- **Exercise goal**
Please set down each of the lines below once more, exactly, omitting all pictures.

- **Entries provided**
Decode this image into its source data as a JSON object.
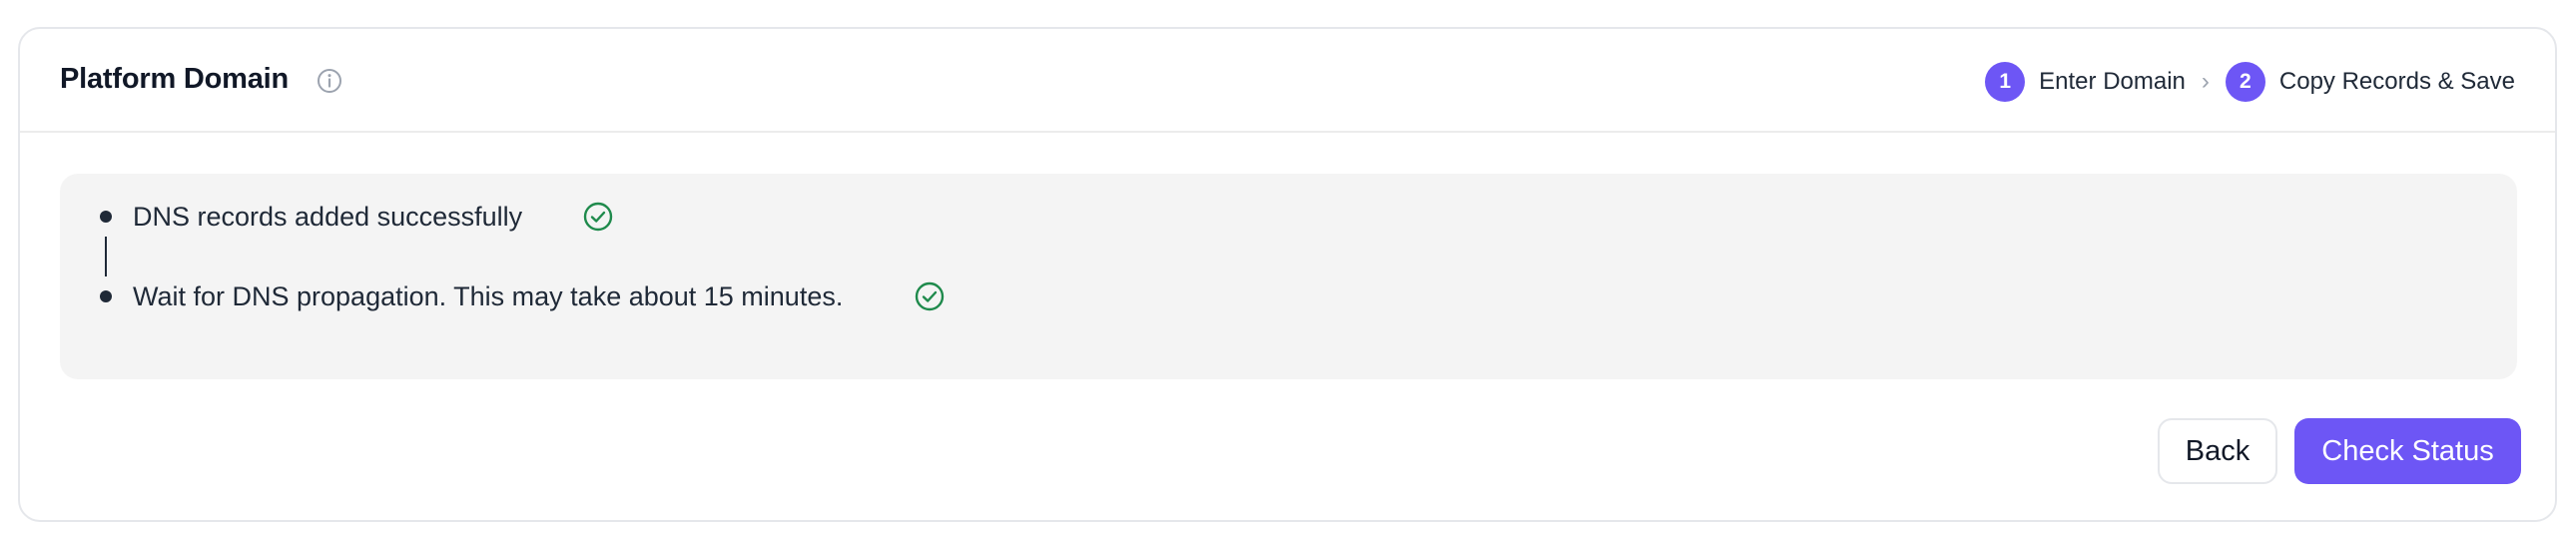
{
  "header": {
    "title": "Platform Domain",
    "info_icon": "info-icon"
  },
  "stepper": {
    "steps": [
      {
        "number": "1",
        "label": "Enter Domain"
      },
      {
        "number": "2",
        "label": "Copy Records & Save"
      }
    ],
    "separator": "›"
  },
  "status": {
    "items": [
      {
        "text": "DNS records added successfully",
        "icon": "check-circle-icon",
        "state": "complete"
      },
      {
        "text": "Wait for DNS propagation. This may take about 15 minutes.",
        "icon": "check-circle-icon",
        "state": "complete"
      }
    ]
  },
  "actions": {
    "back_label": "Back",
    "check_label": "Check Status"
  },
  "colors": {
    "accent": "#6d56f5",
    "success": "#1f8a4c",
    "panel_bg": "#f4f4f4"
  }
}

- **Answer space**
Decode this image into its source data as a JSON object.
{
  "header": {
    "title": "Platform Domain",
    "info_icon": "info-icon"
  },
  "stepper": {
    "steps": [
      {
        "number": "1",
        "label": "Enter Domain"
      },
      {
        "number": "2",
        "label": "Copy Records & Save"
      }
    ],
    "separator": "›"
  },
  "status": {
    "items": [
      {
        "text": "DNS records added successfully",
        "icon": "check-circle-icon",
        "state": "complete"
      },
      {
        "text": "Wait for DNS propagation. This may take about 15 minutes.",
        "icon": "check-circle-icon",
        "state": "complete"
      }
    ]
  },
  "actions": {
    "back_label": "Back",
    "check_label": "Check Status"
  },
  "colors": {
    "accent": "#6d56f5",
    "success": "#1f8a4c",
    "panel_bg": "#f4f4f4"
  }
}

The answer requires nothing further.